Regardless of topic, themes or pedigree, a film starring Kristen Stewart is certain to draw a crowd. The programming staff at the 2010 Brisbane International Film Festival certainly think so, whilst incessant internet chatter does little to prove the proposition wrong.
Of course, the majority of hype that surrounds Stewart’s work has been generated on the back of her involvement as Bella Swan in the Twilight series, with Stewart-mania sweeping the teen demographic alongside the equally catchy and inexplicable Robert Pattinson craze.
In her latest film, Stewart shares the spotlight with two other actors also well-known for stand-out roles (James Gandolfini as Tony Soprano in New Jersey gangster opus The Sopranos, and Melissa Leo as Kay Howard in the under-appreciated classic cop series Homicide: Life On The Streets), in a feature from a director with his own share of entertainment baggage as well (Jake Scott, son of Robin Hood-helmer Ridley, and nephew of The Taking of Pelham 1 2 3 filmmaker Tony).
Indeed, it is apt that reinvention is the name of the game in the film in question, withWelcome To The Rileys unravelling as an earnest and endearing feature that showcases the best of all involved.
Stepping out of his father’s shadow in his second effort, Scott (director of 1999′s Plunkett And MacLeane) delves into a world of second chances in a premise brimming with redemptive potential. Similarly, despite Stewart, Gandolfini and Leo having proven themselves as quite capable thespians in a range of previous efforts (Stewart in Into The Wild and Adventureland, Gandolfini in The Man Who Wasn’t There and In The Loop, and Leo in The Three Burials of Melquiades Estrada and her Oscar-nominated performance in Frozen River), each too finally wades out from underneath the weight of the work that they are best known for.
One can only hope that the Welcome To The Rileys will make inroads into changing the public perception of the director and key cast, with each deserving of acclaim and attention in an exploration of the road less travelled for a trio of personalities united by grief but otherwise painfully alone.
After thirty years of marriage Doug and Lois Riley (Gandolfini, Where The Wild Things Are, and Leo, Dear Lemon Lima) are caught in limbo, unable to move on from the sudden death of their daughter years earlier. Doug turns to gambling (a weekly poker match) and adultery (a local waffle waitress, played by Law And Order‘s Eisa Davis), whilst Lois channels her grief into her home, with infrequent visits from her hairdresser, pastor and sister (Ally Sheedy, Life During Wartime) her only outside contact.
On a business trip to New Orleans, a strip club sojourn causes Doug to meet sixteen year old Mallory (Stewart, The Runaways), a streetwise runaway who wears her own share of hardships on her sleeve. Desperate for money, Mallory attempts to lure Doug in as a client, yet despite his refusal an unlikely bond forms between the plumbing salesman and the stripper.
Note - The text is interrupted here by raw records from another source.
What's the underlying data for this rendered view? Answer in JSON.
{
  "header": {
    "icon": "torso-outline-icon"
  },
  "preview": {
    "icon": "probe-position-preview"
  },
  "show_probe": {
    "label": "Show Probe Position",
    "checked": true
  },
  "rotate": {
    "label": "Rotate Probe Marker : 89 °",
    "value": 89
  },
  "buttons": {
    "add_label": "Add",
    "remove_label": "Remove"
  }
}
Unable to return to his strained, static life with Lois, Doug offers Mallory $100 a day to stay with her, an offer that will have a profound effect on his marriage, her well-being, and his wife’s ability to process their loss and move on.
Under a layer of emotional padding that is never forced nor false, at its core Welcome To The Rileys is a coming of age story about a grieving couple and a self-destructive sex worker.
Although slow-moving at first, Ken Hixon’s (Inventing The Abbotts) script paints a deliberate and delicate picture of tortured souls (mourning for loved ones as well as for that sense of self that each has lost) and tragic paths, intersecting and connecting courtesy of inertia and fate.
As the film progresses, from humble beginnings the manifestation of latent possibility within each character becomes known, with perception (the cheating husband, the unresponsive wife, the cheap stripper) and reality (the father in suspended animation, the mother wracked with guilt, the little girl lost but too proud to admit it) augmented to poignant effect.
Heightened by outstanding performances from the three central actors (each worlds away from their better-known stereotypes), as well as considered and patient direction from Scott, though the themes may be familiar the end result is surprising, in a solid and sweet, honest and heartfelt examination of the mysteries of broken hearts and absent minds.
Welcome To The Rileys screens on November 6 and 13, 2010 at the Brisbane International Film Festival.
Source / via